*REQUIRED ACTION*:
The expected answer is a bare count of the lines in the data below that contain "type".

*RECORDS FOR THIS TASK*:
━━━━━━━━
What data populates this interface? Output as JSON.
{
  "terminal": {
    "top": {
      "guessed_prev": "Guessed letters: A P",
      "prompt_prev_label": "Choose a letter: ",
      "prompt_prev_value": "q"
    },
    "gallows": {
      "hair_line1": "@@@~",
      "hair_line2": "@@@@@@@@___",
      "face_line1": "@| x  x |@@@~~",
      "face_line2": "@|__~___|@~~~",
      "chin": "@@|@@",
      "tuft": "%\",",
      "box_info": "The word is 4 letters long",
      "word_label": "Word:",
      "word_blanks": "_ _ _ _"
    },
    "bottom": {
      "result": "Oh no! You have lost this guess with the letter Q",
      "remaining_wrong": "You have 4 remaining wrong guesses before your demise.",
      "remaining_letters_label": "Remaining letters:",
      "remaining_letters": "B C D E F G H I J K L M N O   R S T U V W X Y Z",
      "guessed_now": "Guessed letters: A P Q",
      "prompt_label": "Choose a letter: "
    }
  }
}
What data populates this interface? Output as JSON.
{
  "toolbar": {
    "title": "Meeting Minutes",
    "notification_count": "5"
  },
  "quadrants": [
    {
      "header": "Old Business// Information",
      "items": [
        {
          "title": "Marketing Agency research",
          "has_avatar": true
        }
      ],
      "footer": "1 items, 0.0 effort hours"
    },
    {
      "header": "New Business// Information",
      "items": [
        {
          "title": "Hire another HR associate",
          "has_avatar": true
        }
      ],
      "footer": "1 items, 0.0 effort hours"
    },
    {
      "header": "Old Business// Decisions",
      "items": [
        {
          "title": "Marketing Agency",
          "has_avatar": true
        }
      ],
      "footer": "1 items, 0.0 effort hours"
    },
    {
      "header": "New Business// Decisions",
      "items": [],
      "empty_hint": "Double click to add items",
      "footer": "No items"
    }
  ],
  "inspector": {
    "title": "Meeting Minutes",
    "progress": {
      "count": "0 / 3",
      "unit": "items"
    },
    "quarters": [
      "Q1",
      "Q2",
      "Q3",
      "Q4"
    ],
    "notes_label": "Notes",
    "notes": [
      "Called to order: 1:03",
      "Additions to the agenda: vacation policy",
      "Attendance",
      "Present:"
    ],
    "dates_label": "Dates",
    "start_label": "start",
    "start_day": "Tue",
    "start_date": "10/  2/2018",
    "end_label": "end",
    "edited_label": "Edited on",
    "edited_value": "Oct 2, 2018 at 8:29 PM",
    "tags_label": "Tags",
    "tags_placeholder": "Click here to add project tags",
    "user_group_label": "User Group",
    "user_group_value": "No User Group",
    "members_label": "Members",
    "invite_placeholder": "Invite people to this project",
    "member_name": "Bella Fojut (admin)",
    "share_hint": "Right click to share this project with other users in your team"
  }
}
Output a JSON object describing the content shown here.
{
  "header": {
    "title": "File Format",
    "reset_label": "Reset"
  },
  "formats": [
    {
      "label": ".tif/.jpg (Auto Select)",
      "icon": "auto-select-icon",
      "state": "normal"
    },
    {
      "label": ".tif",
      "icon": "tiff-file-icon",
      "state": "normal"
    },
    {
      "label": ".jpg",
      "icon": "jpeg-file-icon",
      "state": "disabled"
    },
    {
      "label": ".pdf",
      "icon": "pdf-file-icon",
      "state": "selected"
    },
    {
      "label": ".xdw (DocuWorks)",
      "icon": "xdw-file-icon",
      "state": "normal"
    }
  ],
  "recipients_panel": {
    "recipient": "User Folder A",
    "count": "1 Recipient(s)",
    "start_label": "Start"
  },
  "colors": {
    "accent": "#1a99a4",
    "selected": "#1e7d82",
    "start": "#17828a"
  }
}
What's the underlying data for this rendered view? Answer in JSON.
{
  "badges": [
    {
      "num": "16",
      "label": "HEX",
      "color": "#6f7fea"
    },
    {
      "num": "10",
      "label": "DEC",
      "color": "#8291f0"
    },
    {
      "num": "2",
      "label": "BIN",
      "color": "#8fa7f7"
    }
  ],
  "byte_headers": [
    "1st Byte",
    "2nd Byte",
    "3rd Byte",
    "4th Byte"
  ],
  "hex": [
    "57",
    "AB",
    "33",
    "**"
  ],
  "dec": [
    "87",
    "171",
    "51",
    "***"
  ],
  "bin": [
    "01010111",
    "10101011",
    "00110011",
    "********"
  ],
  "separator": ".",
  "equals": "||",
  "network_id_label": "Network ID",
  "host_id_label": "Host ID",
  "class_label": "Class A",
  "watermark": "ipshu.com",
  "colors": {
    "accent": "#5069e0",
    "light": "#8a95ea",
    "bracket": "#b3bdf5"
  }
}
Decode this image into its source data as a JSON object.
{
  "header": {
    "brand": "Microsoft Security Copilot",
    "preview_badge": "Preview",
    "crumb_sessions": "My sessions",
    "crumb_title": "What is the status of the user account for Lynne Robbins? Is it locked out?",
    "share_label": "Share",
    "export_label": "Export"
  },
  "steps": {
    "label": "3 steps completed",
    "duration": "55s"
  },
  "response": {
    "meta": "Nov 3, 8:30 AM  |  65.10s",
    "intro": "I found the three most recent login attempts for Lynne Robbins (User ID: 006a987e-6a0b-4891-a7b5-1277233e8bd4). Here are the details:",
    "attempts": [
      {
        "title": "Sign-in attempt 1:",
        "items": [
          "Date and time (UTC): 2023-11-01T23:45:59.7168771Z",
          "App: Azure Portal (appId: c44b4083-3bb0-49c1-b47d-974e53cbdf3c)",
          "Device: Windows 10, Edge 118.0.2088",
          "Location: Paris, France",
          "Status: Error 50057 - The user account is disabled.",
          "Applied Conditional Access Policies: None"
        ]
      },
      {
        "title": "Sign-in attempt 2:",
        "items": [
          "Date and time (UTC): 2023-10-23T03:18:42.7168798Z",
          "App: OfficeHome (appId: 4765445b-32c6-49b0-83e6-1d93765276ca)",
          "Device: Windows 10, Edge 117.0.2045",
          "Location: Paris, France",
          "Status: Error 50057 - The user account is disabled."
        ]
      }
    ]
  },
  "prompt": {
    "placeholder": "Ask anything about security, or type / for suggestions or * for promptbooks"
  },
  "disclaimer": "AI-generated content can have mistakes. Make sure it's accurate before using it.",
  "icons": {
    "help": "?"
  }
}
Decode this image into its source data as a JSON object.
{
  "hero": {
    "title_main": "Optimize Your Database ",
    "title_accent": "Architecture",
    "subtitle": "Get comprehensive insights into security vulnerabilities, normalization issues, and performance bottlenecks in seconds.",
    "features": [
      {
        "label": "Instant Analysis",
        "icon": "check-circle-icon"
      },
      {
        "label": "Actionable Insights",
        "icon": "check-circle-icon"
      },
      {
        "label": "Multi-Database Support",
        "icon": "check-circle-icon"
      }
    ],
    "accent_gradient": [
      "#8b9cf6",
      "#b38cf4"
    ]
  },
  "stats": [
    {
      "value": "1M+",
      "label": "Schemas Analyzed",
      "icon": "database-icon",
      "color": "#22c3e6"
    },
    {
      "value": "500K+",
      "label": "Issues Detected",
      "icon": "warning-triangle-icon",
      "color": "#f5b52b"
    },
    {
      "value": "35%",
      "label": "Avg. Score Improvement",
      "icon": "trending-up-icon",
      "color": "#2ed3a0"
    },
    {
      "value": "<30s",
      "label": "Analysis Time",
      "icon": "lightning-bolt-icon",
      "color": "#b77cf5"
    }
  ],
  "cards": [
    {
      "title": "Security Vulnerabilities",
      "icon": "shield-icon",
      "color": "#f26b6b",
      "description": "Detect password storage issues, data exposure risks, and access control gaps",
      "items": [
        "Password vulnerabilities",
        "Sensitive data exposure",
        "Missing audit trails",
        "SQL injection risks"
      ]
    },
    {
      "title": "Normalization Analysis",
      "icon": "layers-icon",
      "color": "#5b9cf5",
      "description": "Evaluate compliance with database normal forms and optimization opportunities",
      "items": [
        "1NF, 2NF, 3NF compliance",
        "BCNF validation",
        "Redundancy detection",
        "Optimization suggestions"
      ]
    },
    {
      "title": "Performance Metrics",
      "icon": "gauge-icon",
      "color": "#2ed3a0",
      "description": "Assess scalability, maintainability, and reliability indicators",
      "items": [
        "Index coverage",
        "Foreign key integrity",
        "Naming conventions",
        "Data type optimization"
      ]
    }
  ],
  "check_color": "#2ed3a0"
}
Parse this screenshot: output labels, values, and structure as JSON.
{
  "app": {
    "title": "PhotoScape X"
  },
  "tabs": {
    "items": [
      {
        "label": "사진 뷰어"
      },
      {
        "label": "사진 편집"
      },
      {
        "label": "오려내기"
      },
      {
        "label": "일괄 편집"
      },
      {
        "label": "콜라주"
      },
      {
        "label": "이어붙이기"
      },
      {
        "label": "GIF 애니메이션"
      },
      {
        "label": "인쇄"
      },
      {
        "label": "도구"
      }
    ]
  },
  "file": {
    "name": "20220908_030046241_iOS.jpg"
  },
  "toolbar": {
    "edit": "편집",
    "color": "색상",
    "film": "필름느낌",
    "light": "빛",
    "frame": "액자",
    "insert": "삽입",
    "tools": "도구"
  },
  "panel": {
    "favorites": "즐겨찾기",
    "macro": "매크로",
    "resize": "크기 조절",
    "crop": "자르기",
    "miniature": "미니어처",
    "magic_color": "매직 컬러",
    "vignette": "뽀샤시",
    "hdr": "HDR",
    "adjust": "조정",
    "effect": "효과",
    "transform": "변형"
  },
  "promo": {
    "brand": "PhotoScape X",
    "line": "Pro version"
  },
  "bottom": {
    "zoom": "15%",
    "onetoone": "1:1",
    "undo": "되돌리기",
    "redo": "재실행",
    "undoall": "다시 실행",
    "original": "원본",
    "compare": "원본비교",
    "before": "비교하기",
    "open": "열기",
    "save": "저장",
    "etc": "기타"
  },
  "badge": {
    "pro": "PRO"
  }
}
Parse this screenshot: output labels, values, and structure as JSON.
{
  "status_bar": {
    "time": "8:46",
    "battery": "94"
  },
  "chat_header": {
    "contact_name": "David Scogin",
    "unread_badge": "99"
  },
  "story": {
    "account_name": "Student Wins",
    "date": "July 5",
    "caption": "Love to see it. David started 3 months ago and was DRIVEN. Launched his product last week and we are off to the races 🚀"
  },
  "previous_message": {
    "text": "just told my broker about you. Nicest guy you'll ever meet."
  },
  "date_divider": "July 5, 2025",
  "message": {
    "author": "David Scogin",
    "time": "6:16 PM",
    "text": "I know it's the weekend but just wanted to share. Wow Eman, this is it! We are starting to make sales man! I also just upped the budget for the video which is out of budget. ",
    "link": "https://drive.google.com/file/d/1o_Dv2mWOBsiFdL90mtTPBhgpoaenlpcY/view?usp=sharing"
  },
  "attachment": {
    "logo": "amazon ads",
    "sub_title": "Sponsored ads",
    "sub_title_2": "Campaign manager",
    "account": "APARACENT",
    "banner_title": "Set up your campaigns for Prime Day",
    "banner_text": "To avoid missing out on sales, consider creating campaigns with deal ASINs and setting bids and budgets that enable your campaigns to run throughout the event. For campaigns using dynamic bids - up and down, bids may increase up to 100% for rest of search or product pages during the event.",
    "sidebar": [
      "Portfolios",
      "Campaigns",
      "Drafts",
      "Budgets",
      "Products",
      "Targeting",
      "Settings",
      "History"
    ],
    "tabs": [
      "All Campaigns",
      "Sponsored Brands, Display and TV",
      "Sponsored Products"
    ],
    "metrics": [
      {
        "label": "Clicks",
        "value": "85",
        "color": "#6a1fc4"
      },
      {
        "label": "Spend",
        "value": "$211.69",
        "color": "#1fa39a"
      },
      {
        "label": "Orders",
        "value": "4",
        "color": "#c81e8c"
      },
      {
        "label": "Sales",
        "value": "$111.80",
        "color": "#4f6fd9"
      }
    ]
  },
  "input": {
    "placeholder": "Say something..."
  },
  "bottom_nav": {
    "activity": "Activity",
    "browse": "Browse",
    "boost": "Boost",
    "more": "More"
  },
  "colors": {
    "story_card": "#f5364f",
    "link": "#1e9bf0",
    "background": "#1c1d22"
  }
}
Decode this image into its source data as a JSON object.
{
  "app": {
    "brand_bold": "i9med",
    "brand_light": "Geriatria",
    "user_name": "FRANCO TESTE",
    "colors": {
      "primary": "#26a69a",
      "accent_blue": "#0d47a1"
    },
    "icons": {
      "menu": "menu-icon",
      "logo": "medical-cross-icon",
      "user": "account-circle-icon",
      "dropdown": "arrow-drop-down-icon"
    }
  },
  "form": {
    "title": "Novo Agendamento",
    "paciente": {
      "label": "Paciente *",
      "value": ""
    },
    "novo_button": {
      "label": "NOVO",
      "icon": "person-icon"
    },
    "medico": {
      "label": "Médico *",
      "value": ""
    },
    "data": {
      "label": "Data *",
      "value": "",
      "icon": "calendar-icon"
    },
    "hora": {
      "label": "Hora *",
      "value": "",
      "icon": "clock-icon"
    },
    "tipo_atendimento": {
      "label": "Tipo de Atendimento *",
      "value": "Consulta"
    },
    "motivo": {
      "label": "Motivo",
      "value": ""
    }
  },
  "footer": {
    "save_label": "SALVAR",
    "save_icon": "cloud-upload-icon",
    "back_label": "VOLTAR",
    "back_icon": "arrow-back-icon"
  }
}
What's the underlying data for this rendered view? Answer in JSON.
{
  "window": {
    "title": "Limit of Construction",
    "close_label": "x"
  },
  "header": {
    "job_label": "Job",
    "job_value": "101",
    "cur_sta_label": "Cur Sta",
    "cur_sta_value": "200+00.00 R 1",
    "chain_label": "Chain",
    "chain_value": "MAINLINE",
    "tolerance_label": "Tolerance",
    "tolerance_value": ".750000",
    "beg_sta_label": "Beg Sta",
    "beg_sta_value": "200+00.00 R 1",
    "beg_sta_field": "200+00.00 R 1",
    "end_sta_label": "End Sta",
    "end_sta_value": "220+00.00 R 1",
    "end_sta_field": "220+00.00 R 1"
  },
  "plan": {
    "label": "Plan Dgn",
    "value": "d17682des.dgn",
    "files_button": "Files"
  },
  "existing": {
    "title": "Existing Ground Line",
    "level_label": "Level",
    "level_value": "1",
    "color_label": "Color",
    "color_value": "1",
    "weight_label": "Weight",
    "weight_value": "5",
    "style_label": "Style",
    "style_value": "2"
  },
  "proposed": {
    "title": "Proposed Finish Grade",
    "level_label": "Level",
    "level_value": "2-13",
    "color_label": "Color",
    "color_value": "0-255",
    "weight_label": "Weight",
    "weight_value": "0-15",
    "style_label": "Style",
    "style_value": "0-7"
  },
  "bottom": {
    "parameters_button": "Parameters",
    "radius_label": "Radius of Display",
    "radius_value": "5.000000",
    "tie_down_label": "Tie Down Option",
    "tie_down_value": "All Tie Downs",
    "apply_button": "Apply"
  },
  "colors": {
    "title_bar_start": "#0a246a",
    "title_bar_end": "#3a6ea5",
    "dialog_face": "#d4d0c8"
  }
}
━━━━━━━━
*YOUR SOLUTION*:
2